Haaland faces contentious confirmation fight 

Haaland faces contentious confirmation fight 
© Greg Nash

Rep. Deb HaalandDeb HaalandGOP senator defends Cheney, Murkowski after Trump rebuke Trump promises to travel to Alaska to campaign against Murkowski Indigenous leadership is a linchpin to solving environmental crises MORE (D-N.M.) faces what could be a contentious hearing on Tuesday as she seeks to convince lawmakers to confirm her to lead the Interior Department. 

Haaland would be the first Native American woman to lead the department and her nomination has prompted excitement for its historic nature. She also has huge support from progressives, as Haaland has backed the Green New Deal and has opposed a controversial method of oil and gas extraction called fracking.

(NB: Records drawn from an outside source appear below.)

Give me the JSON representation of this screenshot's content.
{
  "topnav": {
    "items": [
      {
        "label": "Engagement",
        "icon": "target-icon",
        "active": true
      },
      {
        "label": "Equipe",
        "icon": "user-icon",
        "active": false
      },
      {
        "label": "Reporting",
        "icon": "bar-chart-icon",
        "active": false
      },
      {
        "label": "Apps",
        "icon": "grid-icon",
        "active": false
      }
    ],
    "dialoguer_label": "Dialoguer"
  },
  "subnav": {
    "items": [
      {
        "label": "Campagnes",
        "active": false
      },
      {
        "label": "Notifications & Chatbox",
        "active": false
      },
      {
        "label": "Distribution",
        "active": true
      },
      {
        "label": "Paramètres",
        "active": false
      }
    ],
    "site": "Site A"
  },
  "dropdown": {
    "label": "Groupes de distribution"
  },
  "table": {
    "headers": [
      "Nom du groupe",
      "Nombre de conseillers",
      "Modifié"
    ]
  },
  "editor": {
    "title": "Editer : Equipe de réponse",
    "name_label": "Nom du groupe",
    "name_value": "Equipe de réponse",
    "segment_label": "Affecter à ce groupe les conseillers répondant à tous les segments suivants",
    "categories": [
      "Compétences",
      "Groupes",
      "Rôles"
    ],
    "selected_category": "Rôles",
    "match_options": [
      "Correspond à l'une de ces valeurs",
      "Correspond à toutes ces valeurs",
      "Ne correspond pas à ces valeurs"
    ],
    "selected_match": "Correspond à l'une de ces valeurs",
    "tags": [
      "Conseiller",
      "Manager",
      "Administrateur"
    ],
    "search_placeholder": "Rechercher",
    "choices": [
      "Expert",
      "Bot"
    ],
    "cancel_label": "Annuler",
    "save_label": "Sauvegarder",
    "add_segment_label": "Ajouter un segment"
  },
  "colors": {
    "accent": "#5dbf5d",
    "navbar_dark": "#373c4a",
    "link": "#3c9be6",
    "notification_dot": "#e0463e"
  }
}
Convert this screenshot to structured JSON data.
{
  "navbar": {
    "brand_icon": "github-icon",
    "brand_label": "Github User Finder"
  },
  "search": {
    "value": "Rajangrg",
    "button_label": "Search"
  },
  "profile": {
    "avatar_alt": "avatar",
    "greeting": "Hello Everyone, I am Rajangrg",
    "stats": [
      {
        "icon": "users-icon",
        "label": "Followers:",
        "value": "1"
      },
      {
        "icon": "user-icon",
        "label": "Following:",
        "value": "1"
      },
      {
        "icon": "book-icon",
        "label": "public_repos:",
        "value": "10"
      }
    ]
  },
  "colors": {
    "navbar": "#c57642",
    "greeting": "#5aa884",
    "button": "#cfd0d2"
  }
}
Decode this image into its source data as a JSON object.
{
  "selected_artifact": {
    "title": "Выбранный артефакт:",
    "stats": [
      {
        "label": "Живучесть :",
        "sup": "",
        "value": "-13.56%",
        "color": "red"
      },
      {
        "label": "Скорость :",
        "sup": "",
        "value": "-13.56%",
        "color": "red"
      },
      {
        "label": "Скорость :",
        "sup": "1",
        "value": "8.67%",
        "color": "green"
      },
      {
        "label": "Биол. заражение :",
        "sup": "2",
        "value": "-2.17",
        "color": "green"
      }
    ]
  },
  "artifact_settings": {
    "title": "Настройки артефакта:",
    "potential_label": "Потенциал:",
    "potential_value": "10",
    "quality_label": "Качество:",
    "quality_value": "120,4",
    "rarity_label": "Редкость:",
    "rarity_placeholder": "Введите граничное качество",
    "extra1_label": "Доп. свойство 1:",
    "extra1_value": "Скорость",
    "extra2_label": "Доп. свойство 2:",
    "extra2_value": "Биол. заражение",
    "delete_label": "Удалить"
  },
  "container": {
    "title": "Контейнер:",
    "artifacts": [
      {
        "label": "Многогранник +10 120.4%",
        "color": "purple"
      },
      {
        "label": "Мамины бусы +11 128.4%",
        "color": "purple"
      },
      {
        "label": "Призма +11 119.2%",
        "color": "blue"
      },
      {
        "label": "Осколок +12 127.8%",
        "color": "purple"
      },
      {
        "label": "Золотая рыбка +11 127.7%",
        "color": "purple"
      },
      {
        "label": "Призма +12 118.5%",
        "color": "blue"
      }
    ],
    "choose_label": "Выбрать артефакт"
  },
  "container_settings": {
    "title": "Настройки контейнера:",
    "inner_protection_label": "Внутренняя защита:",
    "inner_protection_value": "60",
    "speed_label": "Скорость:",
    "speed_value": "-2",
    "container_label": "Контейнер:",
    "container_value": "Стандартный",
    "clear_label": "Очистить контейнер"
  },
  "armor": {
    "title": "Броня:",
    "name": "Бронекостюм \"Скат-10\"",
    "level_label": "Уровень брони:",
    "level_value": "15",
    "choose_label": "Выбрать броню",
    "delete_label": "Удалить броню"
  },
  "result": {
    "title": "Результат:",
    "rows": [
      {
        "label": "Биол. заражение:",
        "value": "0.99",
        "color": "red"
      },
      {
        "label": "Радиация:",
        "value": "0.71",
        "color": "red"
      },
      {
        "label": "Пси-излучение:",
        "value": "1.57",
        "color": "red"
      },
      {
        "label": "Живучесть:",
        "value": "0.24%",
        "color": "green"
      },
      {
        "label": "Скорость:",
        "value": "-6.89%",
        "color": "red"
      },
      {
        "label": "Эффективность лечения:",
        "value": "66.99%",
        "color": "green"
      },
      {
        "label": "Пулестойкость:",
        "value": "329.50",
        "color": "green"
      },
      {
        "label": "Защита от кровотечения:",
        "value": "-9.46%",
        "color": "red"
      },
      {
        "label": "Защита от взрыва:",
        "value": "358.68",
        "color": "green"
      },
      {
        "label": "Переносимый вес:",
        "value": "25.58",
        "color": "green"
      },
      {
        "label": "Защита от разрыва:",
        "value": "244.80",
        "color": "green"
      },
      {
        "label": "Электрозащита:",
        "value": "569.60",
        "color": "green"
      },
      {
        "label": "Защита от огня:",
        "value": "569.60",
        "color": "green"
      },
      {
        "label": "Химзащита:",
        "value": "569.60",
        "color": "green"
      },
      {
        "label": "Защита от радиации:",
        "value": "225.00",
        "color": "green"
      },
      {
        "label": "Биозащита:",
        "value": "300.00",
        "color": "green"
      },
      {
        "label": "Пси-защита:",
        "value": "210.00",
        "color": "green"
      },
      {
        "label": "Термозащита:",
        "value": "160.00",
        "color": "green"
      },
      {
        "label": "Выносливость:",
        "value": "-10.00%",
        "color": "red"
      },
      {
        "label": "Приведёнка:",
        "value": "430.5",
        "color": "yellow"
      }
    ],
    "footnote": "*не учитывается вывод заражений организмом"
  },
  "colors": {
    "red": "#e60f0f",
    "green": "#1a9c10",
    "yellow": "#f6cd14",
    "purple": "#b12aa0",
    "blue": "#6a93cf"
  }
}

But those positions will cost her support from Republicans and perhaps conservative Democratic Sen. Joe ManchinJoseph (Joe) ManchinDemocrats near pressure point on nixing filibuster  All eyes on Manchin after COVID-19 aid passes Senate Justice: 'I'm not going to get in a food fight with Joe Manchin' on use of CARES Act funds MORE (W.Va.), a key swing vote in the 50-50 Senate.


Manchin, the chairman of the Senate Energy and Natural Resources Committee, told CNN on Monday his committee is “very open to hearing her and hopefully she'll have a good hearing" but would not explicitly state his position on the nomination. Haaland is scheduled to sit before the committee on Tuesday.

If Manchin ultimately decides to vote against President BidenJoe BidenLawmakers, activists remember civil rights icons to mark 'Bloody Sunday' Fauci predicts high schoolers will receive coronavirus vaccinations this fall Biden nominates female generals whose promotions were reportedly delayed under Trump MORE's nominee, Democrats would have to try to dig up support from some moderate Republicans such as Sen. Lisa MurkowskiLisa Ann MurkowskiGOP senator defends Cheney, Murkowski after Trump rebuke Trump promises to travel to Alaska to campaign against Murkowski GOP votes in unison against COVID-19 relief bill MORE (R-Alaska). 

Haaland is supported by at least one Republican in the House, Rep. Don YoungDonald (Don) Edwin YoungThe Hill's Morning Report - Presented by Facebook - Virus relief bill headed for weekend vote Key Democrat unveils plan to restore limited earmarks Haaland courts moderates during tense Senate confirmation hearing MORE (R-Alaska), who is set to introduce her at Tuesday’s hearing.

If confirmed, Haaland would lead a department that has significant responsibility for the country’s 574 federally recognized tribes. 

Some of her supporters have sought to underscore the significance of this point when urging lawmakers to support her, and some Republicans, like Murkowski, have large native constituencies. 


In Haaland’s opening statement, which was released on Monday, she acknowledged the importance of fossil fuels, a point which could be aimed at getting more reluctant members on her side. 

“There’s no question that fossil energy does and will continue to play a major role in America for years to come. I know how important oil and gas revenues are to fund critical services,” the copy of her statement said. 

“But we must also recognize that the energy industry is innovating, and our climate challenge must be addressed,” Haaland plans to add. “Together we can work to position our nation and all of its people for success in the future, and I am committed to working cooperatively with all stakeholders, and all of Congress, to strike the right balance going forward. “